_Work to complete_.
In the data below, find every line with the string "count" and pull it out.

_Supplied data_.
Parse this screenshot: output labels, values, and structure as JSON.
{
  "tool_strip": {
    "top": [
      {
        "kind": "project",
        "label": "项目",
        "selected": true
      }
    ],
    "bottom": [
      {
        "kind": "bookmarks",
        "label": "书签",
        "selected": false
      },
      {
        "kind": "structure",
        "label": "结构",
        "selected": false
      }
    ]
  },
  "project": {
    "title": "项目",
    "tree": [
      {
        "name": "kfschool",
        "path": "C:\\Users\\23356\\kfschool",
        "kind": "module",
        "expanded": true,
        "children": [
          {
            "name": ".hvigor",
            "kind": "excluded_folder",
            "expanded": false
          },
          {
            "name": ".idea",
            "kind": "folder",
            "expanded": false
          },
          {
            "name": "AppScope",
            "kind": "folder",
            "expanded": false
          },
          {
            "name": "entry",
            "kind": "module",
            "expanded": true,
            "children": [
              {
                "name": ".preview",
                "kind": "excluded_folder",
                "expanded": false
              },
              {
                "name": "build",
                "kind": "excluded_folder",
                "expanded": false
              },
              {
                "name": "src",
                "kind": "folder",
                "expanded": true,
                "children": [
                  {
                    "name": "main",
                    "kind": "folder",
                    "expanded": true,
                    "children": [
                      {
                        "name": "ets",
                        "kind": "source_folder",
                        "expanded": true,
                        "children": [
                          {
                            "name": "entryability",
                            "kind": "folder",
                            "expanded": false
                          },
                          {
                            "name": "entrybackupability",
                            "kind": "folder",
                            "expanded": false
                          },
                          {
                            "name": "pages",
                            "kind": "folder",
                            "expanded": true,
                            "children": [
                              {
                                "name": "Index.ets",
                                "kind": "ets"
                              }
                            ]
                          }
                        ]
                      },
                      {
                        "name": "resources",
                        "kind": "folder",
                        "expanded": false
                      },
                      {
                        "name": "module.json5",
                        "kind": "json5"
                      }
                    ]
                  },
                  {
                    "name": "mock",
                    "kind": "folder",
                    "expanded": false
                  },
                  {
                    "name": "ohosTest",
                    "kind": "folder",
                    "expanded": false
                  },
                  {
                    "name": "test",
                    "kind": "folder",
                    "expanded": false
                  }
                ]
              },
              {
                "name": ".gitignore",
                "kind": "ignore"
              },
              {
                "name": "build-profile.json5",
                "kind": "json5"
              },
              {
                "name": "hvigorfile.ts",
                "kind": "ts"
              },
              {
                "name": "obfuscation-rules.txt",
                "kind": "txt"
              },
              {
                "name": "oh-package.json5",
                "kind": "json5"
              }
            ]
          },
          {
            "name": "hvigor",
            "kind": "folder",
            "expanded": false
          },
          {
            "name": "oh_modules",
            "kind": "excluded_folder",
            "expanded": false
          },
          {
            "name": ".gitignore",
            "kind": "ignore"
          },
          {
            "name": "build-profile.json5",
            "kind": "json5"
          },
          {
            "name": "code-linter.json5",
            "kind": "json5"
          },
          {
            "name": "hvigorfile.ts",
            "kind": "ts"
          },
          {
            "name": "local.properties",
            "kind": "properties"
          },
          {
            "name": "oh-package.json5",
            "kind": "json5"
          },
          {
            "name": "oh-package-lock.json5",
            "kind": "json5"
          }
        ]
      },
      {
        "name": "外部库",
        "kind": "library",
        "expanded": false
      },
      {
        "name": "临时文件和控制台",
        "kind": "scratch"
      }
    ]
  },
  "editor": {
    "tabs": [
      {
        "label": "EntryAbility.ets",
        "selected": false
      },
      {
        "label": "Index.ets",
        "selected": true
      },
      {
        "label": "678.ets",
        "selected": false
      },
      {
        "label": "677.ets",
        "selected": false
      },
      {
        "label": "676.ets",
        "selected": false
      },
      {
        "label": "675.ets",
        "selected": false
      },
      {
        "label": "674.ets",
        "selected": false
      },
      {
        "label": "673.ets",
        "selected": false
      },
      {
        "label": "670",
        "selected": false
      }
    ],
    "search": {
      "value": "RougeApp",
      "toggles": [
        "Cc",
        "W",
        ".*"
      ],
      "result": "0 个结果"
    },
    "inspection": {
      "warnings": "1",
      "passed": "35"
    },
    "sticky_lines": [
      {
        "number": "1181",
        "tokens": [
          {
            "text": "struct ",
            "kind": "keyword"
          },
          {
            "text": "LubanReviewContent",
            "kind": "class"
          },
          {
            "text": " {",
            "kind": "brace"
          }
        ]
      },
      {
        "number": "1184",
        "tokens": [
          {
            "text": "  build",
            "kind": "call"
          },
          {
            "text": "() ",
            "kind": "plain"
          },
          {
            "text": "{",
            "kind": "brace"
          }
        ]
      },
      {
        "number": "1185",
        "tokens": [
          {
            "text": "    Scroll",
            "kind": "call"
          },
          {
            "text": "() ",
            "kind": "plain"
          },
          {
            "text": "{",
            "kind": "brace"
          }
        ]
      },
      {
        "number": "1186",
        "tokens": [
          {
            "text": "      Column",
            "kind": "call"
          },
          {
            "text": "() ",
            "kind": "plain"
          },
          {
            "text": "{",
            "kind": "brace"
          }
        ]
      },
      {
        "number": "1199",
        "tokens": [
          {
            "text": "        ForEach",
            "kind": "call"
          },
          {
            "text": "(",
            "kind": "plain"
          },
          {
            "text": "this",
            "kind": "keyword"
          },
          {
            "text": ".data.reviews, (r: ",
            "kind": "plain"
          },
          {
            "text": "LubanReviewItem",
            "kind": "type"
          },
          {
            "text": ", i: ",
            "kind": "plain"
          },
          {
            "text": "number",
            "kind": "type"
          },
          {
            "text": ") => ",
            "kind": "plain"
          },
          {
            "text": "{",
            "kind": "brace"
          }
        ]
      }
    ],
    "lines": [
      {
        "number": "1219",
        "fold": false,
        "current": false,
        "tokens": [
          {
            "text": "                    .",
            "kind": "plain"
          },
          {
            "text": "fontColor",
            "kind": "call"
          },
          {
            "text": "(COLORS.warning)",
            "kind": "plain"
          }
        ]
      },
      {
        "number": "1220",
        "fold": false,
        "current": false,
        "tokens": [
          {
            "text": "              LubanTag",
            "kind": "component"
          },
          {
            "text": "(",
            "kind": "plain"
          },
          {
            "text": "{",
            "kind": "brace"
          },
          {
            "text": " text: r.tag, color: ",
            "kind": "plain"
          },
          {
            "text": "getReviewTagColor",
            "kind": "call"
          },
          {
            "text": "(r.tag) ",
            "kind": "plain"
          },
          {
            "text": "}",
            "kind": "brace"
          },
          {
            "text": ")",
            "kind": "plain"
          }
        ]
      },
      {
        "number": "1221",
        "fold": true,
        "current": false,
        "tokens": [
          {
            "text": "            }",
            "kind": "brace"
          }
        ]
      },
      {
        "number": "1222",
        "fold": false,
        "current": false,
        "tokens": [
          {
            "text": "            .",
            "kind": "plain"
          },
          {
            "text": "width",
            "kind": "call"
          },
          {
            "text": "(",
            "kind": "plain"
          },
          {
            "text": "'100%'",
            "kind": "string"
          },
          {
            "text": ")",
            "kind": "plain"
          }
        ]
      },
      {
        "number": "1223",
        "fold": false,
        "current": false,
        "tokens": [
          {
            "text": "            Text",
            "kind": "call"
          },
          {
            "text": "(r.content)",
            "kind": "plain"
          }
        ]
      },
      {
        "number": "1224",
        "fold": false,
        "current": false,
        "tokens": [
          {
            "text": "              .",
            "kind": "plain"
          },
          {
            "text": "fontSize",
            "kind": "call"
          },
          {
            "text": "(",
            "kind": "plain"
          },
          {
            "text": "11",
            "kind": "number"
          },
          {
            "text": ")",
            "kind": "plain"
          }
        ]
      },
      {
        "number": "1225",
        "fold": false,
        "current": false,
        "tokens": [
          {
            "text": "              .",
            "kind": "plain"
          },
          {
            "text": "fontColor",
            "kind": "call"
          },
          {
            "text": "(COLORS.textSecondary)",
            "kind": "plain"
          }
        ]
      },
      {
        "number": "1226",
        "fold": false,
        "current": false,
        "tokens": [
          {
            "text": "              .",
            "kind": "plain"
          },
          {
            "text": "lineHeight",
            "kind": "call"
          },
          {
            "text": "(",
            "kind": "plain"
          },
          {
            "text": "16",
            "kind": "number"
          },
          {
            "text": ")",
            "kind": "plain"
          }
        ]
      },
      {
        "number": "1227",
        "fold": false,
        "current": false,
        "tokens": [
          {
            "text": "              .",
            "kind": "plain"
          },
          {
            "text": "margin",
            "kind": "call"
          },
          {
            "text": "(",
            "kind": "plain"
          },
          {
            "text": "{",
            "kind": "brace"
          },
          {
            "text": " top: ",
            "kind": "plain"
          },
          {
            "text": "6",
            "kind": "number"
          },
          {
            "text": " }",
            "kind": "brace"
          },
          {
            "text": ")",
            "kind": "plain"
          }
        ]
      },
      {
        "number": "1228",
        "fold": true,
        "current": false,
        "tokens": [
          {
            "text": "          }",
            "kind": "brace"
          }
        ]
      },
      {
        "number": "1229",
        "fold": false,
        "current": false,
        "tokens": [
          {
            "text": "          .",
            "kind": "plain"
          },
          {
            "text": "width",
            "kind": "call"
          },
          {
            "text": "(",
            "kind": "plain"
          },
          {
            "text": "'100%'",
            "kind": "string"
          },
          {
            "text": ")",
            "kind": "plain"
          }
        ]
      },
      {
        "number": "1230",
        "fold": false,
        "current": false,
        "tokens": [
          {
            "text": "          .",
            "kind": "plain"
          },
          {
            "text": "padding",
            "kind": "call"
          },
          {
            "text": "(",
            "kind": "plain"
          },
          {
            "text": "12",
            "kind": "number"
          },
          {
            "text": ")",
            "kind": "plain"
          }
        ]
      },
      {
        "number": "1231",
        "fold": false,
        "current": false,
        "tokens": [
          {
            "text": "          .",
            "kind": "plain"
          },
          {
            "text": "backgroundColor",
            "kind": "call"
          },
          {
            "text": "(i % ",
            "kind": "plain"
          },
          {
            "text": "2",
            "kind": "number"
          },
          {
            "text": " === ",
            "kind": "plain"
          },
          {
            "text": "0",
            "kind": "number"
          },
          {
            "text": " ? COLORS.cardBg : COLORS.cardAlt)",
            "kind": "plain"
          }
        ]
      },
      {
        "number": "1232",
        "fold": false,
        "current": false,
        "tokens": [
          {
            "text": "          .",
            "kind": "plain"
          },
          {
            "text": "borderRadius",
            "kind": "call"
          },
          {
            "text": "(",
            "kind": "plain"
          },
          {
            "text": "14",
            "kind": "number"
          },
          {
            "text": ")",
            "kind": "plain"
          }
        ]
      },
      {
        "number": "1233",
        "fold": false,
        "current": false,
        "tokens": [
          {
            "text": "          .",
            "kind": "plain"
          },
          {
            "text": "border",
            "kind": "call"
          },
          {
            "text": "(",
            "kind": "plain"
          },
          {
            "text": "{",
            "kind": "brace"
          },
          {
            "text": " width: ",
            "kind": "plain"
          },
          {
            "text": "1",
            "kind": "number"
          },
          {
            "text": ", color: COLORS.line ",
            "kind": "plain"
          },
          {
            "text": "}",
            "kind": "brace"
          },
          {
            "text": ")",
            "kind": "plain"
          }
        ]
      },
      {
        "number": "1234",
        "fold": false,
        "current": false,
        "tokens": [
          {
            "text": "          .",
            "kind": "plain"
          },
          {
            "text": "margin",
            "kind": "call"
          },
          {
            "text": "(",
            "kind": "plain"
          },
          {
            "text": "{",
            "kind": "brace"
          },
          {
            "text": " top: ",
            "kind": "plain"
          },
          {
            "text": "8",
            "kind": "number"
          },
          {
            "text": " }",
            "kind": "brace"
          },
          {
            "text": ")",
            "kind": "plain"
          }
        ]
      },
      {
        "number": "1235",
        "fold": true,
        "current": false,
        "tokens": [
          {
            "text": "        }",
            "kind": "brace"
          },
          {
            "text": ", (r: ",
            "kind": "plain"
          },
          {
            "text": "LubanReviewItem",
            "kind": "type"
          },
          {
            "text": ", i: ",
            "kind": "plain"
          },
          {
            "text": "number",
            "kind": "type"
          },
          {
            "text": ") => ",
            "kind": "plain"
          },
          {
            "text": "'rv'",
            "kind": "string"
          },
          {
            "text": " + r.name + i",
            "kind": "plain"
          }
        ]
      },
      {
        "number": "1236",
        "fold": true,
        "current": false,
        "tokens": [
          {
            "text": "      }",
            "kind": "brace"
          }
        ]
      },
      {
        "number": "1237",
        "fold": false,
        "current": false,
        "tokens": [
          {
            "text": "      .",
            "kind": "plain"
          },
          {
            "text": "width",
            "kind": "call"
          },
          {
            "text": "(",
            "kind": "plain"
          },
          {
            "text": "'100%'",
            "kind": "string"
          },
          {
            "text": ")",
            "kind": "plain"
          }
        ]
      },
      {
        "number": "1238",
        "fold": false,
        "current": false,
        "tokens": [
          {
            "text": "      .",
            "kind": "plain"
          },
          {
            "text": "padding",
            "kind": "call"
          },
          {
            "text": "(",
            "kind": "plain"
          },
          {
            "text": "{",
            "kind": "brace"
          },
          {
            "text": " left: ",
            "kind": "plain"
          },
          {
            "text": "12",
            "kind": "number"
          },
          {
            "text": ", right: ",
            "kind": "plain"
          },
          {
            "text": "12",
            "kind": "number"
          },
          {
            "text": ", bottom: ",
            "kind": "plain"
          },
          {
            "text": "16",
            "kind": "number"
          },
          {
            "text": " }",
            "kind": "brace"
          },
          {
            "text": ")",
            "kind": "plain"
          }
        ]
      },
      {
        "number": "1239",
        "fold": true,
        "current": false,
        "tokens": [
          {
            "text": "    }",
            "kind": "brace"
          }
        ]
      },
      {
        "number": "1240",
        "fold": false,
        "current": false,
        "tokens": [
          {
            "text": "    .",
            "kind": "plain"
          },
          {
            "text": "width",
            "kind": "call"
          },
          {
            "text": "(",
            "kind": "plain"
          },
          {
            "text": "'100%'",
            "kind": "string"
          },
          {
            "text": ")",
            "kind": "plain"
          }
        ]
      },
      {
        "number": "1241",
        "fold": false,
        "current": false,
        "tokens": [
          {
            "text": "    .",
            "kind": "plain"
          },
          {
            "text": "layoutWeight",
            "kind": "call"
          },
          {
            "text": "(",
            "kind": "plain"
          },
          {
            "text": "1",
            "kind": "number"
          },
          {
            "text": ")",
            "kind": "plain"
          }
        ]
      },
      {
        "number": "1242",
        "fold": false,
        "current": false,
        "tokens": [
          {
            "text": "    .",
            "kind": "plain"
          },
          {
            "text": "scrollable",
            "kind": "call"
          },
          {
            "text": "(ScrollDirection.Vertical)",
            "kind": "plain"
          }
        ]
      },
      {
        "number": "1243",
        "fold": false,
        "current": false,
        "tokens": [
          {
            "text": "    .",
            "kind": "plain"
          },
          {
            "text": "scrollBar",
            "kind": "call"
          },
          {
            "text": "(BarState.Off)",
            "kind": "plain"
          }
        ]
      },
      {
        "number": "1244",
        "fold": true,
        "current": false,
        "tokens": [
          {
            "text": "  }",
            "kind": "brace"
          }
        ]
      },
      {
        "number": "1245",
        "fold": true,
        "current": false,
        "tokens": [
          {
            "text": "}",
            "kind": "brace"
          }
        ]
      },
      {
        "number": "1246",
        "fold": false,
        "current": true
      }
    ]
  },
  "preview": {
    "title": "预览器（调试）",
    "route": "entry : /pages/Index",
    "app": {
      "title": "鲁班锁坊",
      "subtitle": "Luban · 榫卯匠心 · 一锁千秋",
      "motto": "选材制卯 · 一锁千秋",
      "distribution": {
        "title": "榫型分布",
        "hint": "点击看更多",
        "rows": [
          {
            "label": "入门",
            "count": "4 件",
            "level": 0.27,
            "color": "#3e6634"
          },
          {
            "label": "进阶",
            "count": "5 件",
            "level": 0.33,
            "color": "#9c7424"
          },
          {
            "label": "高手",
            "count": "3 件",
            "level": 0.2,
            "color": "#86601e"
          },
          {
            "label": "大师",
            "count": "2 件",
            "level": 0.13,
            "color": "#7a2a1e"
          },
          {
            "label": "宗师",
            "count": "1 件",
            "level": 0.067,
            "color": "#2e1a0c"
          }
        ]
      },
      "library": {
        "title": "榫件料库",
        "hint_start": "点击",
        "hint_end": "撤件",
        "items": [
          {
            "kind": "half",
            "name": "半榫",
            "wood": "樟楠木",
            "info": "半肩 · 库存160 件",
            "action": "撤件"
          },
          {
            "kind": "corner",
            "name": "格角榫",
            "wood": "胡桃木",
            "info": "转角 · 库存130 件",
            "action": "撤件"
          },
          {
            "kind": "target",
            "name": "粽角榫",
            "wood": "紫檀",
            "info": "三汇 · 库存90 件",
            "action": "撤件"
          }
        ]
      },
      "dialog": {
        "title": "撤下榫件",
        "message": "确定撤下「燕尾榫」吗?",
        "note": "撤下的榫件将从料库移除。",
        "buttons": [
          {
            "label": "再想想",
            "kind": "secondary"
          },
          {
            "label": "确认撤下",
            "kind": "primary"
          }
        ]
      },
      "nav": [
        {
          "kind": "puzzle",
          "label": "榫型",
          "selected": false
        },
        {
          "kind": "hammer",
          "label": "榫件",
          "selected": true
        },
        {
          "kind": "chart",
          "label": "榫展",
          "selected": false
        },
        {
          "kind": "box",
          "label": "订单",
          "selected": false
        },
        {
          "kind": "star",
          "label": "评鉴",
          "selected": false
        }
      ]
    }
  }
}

_Written response_.
            "count": "4 件",
            "count": "5 件",
            "count": "3 件",
            "count": "2 件",
            "count": "1 件",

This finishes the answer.